His SCE contract started in 2008 with Rev. Mark Whitlock, then pastor of Christ Our Redeemer Church. By 2011, Village Solutions continued the contract, targeting seniors in Orange County, also reaching Inglewood, the Long Beach Corridor and Compton to provide free replacement of appliances and weatherization.
Rev. Jackson also works with Wells Fargo and CIT One West in various projects that amount to savings and wealth management for individuals and other ministries through Village Solutions, a faith-based Community Development Corporation, started with his wife Anita in 1999.
Today, Jackson, also a contributing fellow with USC Cecil Murray Center for Community Engagement, continues to work closely with the USC Literacy program, and participating banks. He virtually hosts programs due to COVID, and said one part of his outreach was the purchase of 105 properties for a discount, which were rehabbed and all sold within 18 months.
Through his First Time Homebuyer Literacy program, he helps single parents and low to moderate-income renters get into their own homes. Last week, one of his properties sold in Westchester, known as “Silicone South,” considered a gentrified community.
“We just closed it, the Black homeowner of that property of four units to an investor. They ended up benefiting from gentrification,” he said.
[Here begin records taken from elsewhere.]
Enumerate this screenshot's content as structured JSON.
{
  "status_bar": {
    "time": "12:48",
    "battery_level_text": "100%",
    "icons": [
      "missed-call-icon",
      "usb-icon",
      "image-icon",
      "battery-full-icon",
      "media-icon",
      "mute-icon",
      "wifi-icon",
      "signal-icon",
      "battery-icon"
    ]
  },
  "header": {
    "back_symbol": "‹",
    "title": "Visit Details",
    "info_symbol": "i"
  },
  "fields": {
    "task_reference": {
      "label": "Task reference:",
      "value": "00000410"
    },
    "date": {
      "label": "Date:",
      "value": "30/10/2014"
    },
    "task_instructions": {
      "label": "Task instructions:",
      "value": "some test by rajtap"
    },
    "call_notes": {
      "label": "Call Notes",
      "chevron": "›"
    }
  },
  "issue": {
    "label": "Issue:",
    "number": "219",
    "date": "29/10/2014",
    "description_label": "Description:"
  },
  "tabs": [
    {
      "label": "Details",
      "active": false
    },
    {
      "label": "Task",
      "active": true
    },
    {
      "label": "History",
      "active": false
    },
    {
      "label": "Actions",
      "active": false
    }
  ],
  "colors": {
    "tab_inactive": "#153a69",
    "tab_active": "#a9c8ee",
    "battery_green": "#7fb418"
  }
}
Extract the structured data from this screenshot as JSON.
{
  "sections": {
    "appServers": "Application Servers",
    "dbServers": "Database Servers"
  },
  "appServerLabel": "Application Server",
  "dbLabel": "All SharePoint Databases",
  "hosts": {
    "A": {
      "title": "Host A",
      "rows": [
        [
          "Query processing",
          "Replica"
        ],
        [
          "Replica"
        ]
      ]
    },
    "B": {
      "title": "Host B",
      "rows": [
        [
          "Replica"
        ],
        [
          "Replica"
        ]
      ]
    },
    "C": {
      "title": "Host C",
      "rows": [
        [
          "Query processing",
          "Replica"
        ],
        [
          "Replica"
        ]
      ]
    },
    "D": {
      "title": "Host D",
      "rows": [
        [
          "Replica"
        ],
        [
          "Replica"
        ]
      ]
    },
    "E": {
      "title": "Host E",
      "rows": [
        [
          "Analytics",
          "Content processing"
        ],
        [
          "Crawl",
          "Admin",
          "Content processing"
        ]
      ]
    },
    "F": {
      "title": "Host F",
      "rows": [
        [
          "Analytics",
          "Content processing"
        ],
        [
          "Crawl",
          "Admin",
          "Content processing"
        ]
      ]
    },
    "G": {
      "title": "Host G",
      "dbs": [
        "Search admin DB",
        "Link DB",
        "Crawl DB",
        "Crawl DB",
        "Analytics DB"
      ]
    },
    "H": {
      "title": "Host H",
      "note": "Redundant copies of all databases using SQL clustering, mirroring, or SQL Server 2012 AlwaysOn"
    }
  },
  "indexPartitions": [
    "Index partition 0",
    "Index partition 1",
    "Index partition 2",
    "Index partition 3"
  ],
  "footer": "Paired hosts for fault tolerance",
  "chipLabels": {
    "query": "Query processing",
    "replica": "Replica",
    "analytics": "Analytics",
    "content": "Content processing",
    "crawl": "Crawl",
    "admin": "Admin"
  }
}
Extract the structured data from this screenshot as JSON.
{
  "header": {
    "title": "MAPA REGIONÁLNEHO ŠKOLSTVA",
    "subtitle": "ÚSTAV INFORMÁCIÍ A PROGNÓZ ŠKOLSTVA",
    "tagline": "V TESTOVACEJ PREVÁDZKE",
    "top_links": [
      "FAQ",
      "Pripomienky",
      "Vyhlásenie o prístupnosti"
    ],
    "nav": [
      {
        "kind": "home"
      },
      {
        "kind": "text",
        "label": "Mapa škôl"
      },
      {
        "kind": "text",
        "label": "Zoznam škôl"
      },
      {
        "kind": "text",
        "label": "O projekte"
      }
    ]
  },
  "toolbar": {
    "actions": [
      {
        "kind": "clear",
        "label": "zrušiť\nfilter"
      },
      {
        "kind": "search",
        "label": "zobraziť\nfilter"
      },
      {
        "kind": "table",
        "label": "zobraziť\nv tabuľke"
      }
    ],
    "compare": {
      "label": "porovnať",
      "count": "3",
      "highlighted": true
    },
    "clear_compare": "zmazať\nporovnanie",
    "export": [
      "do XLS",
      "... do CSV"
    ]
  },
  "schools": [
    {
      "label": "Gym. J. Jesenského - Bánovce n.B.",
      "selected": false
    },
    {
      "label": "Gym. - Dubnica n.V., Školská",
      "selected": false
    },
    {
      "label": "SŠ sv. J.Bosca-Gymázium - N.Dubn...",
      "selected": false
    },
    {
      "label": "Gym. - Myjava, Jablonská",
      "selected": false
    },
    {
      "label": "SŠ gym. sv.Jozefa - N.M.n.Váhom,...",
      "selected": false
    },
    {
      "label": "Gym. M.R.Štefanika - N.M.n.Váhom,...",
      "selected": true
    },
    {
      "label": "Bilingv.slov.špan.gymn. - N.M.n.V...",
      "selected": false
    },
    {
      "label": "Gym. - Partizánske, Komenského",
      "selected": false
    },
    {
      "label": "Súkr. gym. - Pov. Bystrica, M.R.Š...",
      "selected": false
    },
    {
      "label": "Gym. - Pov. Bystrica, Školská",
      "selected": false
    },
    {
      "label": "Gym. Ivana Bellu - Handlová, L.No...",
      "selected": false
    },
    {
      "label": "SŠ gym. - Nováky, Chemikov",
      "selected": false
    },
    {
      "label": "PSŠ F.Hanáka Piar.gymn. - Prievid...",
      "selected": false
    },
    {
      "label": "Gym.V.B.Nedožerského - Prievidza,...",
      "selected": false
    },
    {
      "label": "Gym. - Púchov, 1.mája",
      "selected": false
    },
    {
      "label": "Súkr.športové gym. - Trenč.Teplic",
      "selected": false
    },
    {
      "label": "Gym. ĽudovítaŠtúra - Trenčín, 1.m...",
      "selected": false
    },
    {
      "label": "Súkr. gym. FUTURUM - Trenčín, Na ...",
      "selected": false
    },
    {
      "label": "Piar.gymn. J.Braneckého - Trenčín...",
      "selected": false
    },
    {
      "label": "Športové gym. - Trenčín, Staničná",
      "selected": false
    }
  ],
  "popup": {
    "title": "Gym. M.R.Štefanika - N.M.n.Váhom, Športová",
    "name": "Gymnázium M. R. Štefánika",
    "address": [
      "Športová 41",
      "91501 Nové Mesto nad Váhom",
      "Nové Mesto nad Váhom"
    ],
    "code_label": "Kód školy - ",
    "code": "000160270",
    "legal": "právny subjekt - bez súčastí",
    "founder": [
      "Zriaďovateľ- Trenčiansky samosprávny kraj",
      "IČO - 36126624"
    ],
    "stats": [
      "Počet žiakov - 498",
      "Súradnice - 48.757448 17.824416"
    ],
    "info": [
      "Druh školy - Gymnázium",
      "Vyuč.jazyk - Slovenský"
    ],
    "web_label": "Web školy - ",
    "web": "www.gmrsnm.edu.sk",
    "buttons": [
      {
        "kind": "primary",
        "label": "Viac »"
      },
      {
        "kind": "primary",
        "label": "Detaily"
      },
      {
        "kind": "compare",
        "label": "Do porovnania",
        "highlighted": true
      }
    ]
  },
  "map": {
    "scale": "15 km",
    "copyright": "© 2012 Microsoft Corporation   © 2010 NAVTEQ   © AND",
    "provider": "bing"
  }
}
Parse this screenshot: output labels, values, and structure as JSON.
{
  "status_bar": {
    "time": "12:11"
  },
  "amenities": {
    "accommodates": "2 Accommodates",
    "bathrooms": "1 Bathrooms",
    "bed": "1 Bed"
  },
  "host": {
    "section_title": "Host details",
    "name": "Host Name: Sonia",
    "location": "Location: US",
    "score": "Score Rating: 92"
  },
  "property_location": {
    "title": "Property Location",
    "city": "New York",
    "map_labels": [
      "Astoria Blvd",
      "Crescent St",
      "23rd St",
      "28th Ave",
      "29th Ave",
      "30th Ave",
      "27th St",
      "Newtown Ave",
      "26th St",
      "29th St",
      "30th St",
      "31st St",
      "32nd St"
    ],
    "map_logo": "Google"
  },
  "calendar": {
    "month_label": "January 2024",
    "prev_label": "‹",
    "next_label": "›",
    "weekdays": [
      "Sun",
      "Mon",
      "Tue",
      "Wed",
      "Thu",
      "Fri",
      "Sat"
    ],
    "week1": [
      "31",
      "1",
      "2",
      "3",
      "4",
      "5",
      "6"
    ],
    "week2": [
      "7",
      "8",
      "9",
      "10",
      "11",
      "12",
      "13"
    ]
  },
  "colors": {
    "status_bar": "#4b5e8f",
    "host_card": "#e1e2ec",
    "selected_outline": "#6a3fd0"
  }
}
Admittedly, the renters will have a negative outcome. The new owners want to remodel the property, but it’s a two-fold cycle. On one side, the Black homeowner makes money. On the other side, the renters will be asked to leave.
Fixing that disconnect can only happen if the Black community moves to self-sufficiency, rather than at the whim of market forces, he said. To get there, he said he still relies on Dr. Thomas Parham’s 100 BMOC triangle of success model, focused on home, education and school and community economic impact.
In the past, he has worked at the USC Cecil Murray Center, where he was selected into the program in 2007 to learn the Murray-Whitlock method of community engagement, civic engagement and economics within a faith-based environment.
Recently, he said he finished eight virtual sessions with eight different ministries, but was sad to see only about 25 participants from Black churches compared to over 200 Latinos.
On the heels of the Black Lives Matter movement, he said it’s a critical time to be prepared for the millions of dollars in funding that is finally opening up for the Black community.
“For Black Lives Matter, if we don’t get a hold on it, this opportunity is going to close,” he warns.
It concerns him that the community is ill-prepared to receive the money. Not long ago, he participated in a conference call with the L.A. Mayor. The topic was $150 million, and the transfer of police budget to the Black community.
“Of the 100 on the phone, there were probably four Black churches that would be able to get some of that money. Most are not compliant. Most do not have a Community Development Corp.,” he said.
Within his program, ministries receive technical assistance. They learn to form their CDC, how to select their boards, deal with compliance and governance, how to work with banks, and elected officials. Currently, he works with a dozen ministries from the USC program, and coaches them for three to five years.
The hindrances to wealth are numerous, but it’s a strange dichotomy.
Throughout Los Angeles, he sees how investors have bought many luxury car dealerships even in so-called lower-income communities.
They jockey for space with other thriving businesses, like “Rent A Wheels” and high priced payday loans.
“Where else other than in our communities can you find shops where they will rent wheels to cars? You have rent-a-wheel shops in the hood. The banks know it’s not a disadvantaged community. It’s a taken-advantage-of community.”
For more information on services and programming, contact Rev. Jackson at (949) 725-9774 or firstname.lastname@example.org